Missouri does not set limits for nitrogen and phosphorus, nutrients that can cause fish kills and create dead zones in excessive quantities. A Clean Water Act settlement last year with the Missouri Coalition for the Environment required the EPA to devise a rule to regulate nutrient pollution in Missouri's lakes by Dec. 15, unless the Missouri Department of Natural Resources filed its own proposal by that date. The state failed to submit a plan by the deadline. 

St. Louis Public Radio reporters Durrie Bouscaren (left) and Eli Chen (right.)
Lara Hamdan | St. Louis Public Radio

On Wednesday’s St. Louis on the Air, we did a year-in-review of the top health, science and environment stories of 2017. Joining host Don Marsh for the discussion was St. Louis Public Radio’s reporters Eli Chen and Durrie Bouscaren.

A sign outside the Missouri Network for Opiate Reform and Recovery advertises Narcan, a medication that can reverse an opioid overdose.
Carolina Hidalgo | St. Louis Public Radio

Chad Sabora walked up to a worker in a social services office in south St. Louis County in 2011, with a desperate plea: Where does someone get addiction treatment if they’re uninsured?

“I took off my coat to show her my track marks, like — please, help me,” Sabora recalled. “She had no idea where to send me.”

Years after his recovery, Sabora heads an organization that seeks to connect people with opioid addictions to available treatment. The Missouri Network for Opiate Reform and Recovery now serves hundreds of people a year at its offices at 4022 S. Broadway St. in Dutchtown.

The entrance to the Illinois Veterans Home marks the year the long-term care facility first opened. It is the largest and oldest of four state-run veterans' homes.
Andrew Gill | WBEZ

Since the summer of 2015, a dozen people have died at a state operated veteran’s home in Quincy, Illinois from Legionnaires’ Disease – and dozens more sickened.

On Tuesday’s St. Louis on the Air, host Don Marsh talked with Chicago public radio station WBEZ reporters Tony Arnold and Dave McKinney about their investigation into the Legionnaires’ deaths at the Veteran's Home in Quincy, Illinois.

An illustration of pollution, 2017
Rici Hoffarth | St. Louis Public Radio

A report released Monday finds that two power plants in Arkansas are partly responsible for poor air quality in St. Louis. 

Scientists from California-based Sonoma Technologies Inc. analyzed nitrogen oxide emissions, a component of ozone pollution, detected by air monitors in the St. Louis region in 2011. Their measurements revealed that Entergy's Independence and White Bluffs plants, located about 210 and 300 miles southwest of St. Louis, contributed emissions well above the federal standard for several days that year.

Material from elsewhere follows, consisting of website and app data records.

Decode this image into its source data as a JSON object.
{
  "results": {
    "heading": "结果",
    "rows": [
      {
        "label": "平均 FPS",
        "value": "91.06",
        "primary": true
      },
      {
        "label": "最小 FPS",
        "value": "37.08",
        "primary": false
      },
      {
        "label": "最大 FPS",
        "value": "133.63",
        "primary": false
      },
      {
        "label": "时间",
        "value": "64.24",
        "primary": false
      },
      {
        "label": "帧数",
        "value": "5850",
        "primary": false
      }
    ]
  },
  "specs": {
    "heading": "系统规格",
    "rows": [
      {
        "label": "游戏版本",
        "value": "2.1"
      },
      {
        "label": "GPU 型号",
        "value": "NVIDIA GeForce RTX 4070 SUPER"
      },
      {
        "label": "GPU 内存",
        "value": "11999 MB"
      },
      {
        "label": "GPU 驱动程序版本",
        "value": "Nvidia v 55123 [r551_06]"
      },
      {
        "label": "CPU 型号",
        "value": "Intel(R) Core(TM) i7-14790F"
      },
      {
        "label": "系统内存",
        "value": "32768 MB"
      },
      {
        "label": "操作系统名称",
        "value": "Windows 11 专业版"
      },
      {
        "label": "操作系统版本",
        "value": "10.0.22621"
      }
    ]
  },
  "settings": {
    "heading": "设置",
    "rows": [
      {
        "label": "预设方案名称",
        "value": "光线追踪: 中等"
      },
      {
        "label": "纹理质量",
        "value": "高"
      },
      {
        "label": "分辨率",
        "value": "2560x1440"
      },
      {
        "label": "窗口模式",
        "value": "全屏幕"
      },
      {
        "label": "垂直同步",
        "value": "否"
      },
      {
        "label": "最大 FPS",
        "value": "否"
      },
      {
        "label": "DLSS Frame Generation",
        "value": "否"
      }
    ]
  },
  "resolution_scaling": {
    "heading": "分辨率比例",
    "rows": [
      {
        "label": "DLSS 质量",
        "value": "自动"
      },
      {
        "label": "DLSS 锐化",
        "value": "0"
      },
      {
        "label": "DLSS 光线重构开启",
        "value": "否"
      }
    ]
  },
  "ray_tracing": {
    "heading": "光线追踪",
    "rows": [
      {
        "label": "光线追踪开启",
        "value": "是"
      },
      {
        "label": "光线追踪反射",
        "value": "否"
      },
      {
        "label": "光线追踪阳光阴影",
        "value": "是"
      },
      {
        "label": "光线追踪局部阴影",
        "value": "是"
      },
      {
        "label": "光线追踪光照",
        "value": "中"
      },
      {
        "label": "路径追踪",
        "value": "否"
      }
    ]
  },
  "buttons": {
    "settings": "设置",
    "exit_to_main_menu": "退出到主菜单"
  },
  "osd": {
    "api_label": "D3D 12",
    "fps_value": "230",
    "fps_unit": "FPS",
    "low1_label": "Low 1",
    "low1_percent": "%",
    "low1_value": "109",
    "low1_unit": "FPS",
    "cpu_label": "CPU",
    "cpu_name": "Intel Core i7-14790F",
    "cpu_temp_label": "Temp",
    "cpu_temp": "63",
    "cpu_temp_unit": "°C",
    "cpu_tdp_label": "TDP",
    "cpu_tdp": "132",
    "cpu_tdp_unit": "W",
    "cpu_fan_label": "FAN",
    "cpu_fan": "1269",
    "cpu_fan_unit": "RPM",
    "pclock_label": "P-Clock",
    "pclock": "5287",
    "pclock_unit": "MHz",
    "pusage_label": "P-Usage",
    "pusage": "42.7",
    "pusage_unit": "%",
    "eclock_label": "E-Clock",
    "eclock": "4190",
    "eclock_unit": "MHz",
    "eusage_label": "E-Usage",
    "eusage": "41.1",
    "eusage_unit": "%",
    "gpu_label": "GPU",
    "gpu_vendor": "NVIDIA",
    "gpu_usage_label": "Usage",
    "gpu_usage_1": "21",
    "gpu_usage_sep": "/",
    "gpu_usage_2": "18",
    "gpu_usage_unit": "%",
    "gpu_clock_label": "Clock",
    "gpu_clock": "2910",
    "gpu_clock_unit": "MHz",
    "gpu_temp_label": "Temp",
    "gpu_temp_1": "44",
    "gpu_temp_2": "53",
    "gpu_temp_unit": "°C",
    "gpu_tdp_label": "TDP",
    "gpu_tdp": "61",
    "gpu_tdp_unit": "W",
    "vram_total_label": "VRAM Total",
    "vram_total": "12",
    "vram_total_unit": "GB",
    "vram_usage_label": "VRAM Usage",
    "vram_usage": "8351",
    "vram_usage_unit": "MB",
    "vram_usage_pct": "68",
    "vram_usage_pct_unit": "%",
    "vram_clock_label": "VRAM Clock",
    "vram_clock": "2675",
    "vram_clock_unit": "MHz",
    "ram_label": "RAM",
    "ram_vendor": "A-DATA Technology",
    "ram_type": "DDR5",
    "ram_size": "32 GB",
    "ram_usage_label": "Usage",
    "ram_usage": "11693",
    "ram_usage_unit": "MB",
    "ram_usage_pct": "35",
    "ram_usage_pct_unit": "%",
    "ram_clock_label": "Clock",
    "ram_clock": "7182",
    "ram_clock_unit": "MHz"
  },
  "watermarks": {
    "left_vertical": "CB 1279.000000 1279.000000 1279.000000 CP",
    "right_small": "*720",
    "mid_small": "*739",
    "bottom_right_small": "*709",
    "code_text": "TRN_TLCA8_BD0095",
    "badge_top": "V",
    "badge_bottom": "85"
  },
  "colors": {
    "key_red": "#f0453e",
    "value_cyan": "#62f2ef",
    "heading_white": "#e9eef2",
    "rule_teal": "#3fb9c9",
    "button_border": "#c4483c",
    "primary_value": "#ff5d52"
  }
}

The Sierra Club commissioned the study.

Rici Hoffarth | St. Louis Public Radio

As Congress deliberates over whether to renew funding for children’s health insurance and community health centers, the delayed decision is forcing local agencies to make contingency plans.

The funding represents $3.4 million for the nonprofit Myrtle Hilliard Davis Comprehensive Health Centers in St. Louis.

“For us, it’s a possibility that we would have to close one of our sites,” MHD spokeswoman Deneen Busby said. “It would be about 60 employees impacted.”

Peyton Manning, the NFL quarterback-turned-pitchman, apparently has another side hustle: Certifying shipments of grain as organic for a Nebraska-based agency called OneCert.

Problem is, OneCert president Sam Welsch doesn’t remember hiring Manning for his business, which is accredited by the U.S. Department of Agriculture to inspect everything from small vegetable farms to processing plants and international grain operations.